However, Popovich could not keep Leonard happy in San Antonio and was forced to trade his superstar, which has resulted in a tremendous decline for the franchise. The Spurs will now be underdogs for those betting on the NBA games with Betfair after losing another key piece during the last off-season in the form of DeMar DeRozan. The Spurs currently stand at odds of 100/1 to be crowned the Championship winners. Popovich now has a roster filled with fresh-faced up-and-comers in the NBA but is faced with the massive challenge of competing in the process of a rebuild.
There are key similarities between the Spurs and the New England Patriots in the NFL where Bill Belichick and Tom Brady dominated the league for a period of 20 years. The Patriots won six Super Bowls between the 2001 and 2018 seasons before Brady opted to leave Foxborough after failing to agree on a new contract with the franchise.
Much has been made of his departure, including strong insinuations of a fallout between Brady and Belichick regarding personnel and his value to the organisation even into his mid-forties. Brady proved a point in the 2020 campaign just as Kawhi immediately after his departure from San Antonio by winning a title with another team. Whereas Belichick has shared the struggle with Popovich and is trending towards a second season outside of the playoffs due to a lack of talent on his roster.
Both Belichick and Popovich excelled in their strategy on the field and court, respectively. They found icons that they could successfully build around to the tune of multiple titles. The two coaches should be commended for their long-term success. However, both coaches appear to be failing to understand their respective sports in the modern era where player-power is more important than ever. Duncan was a loyal leader on the court throughout his tenure in San Antonio, while Brady too was the complaint figurehead of the Patriots’ lockerroom for the majority of his time in New England.
Popovich was not ready for the challenge of controlling Kawhi and opted to trade away his superstar to attempt to maintain order, backing his own coaching brilliance and a strong locker room to maintain the Spurs’ run of success. It has backfired spectacularly on the 72-year-old, and he and the franchise have now been forced into a dramatic rebuild and are well off the pace in terms of competing in the Western Conference. It would not be a surprise to see the Spurs finish bottom of the standings in the 2021/22 campaign even with the promise of a few of their fledgling talents.
Belichick too gambled and believed that his own philosophy was greater than the sum of one player. It worked in the past with Ty Law, Richard Seymour, Randy Moss, Wes Welker and Logan Mankins.

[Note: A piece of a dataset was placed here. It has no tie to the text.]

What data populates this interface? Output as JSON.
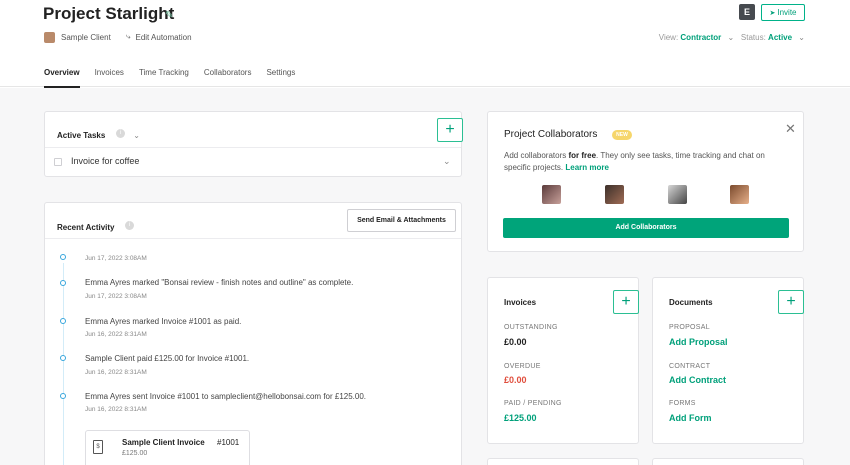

However, Brady was a step too far and it resulted in a 7-9 campaign in 2020. Although Mac Jones has offered hope for the franchise for the future in 2021, the Patriots are a long way from the dominant franchise of the past.

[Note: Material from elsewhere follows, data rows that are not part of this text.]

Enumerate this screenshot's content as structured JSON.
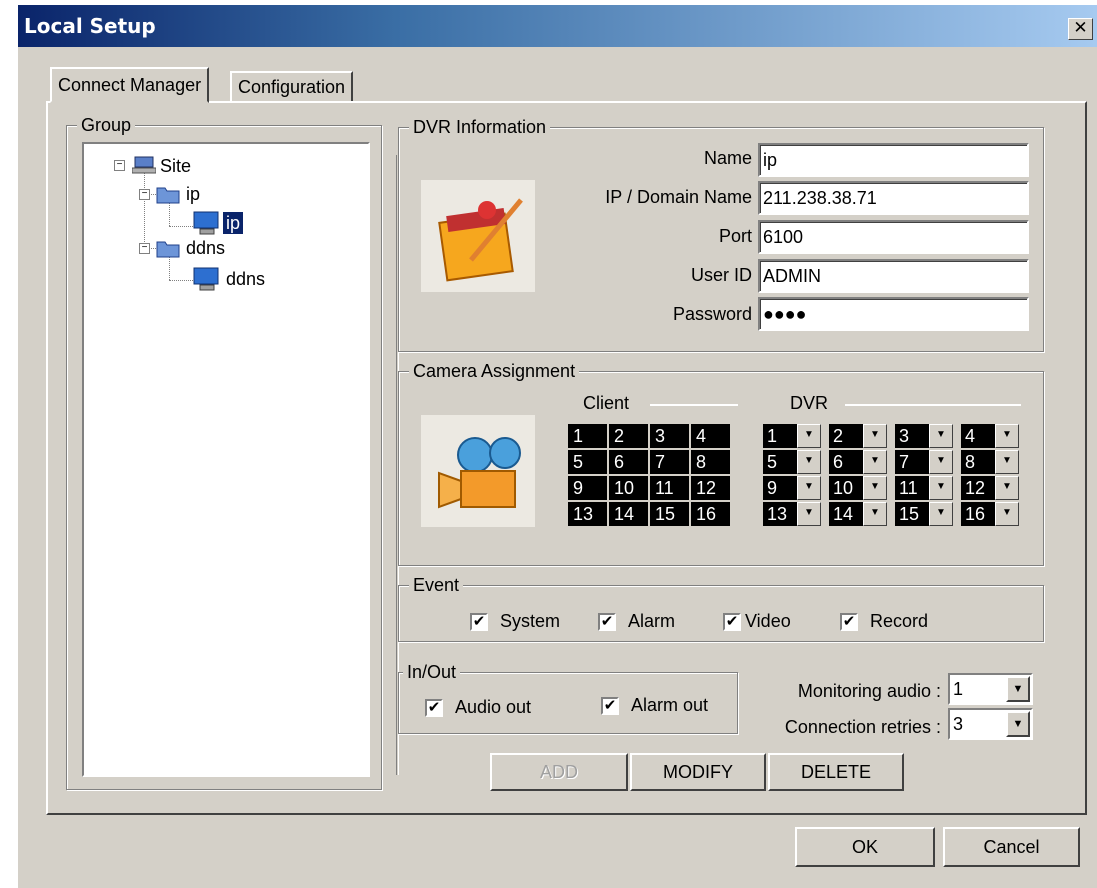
{
  "window": {
    "title": "Local Setup",
    "close_glyph": "✕"
  },
  "tabs": [
    {
      "label": "Connect Manager"
    },
    {
      "label": "Configuration"
    }
  ],
  "group": {
    "legend": "Group",
    "tree": {
      "site": "Site",
      "nodes": [
        {
          "label": "ip",
          "child": "ip"
        },
        {
          "label": "ddns",
          "child": "ddns"
        }
      ]
    }
  },
  "dvr_info": {
    "legend": "DVR Information",
    "name_label": "Name :",
    "name_value": "ip",
    "ip_label": "IP / Domain Name :",
    "ip_value": "211.238.38.71",
    "port_label": "Port :",
    "port_value": "6100",
    "userid_label": "User ID :",
    "userid_value": "ADMIN",
    "password_label": "Password :",
    "password_value": "●●●●"
  },
  "camera": {
    "legend": "Camera Assignment",
    "client_label": "Client",
    "dvr_label": "DVR",
    "client": [
      "1",
      "2",
      "3",
      "4",
      "5",
      "6",
      "7",
      "8",
      "9",
      "10",
      "11",
      "12",
      "13",
      "14",
      "15",
      "16"
    ],
    "dvr": [
      "1",
      "2",
      "3",
      "4",
      "5",
      "6",
      "7",
      "8",
      "9",
      "10",
      "11",
      "12",
      "13",
      "14",
      "15",
      "16"
    ]
  },
  "event": {
    "legend": "Event",
    "items": [
      {
        "label": "System",
        "checked": true
      },
      {
        "label": "Alarm",
        "checked": true
      },
      {
        "label": "Video",
        "checked": true
      },
      {
        "label": "Record",
        "checked": true
      }
    ]
  },
  "inout": {
    "legend": "In/Out",
    "audio_out": "Audio out",
    "alarm_out": "Alarm out"
  },
  "monitoring_audio": {
    "label": "Monitoring audio :",
    "value": "1"
  },
  "connection_retries": {
    "label": "Connection retries :",
    "value": "3"
  },
  "buttons": {
    "add": "ADD",
    "modify": "MODIFY",
    "delete": "DELETE",
    "ok": "OK",
    "cancel": "Cancel"
  },
  "check_glyph": "✔",
  "arrow_glyph": "▼"
}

It has been a humbling experience for two of the greatest coaches of all time, and perhaps even a lesson for them even with their experience that the power lies with the superstars on the court rather than on the sideline.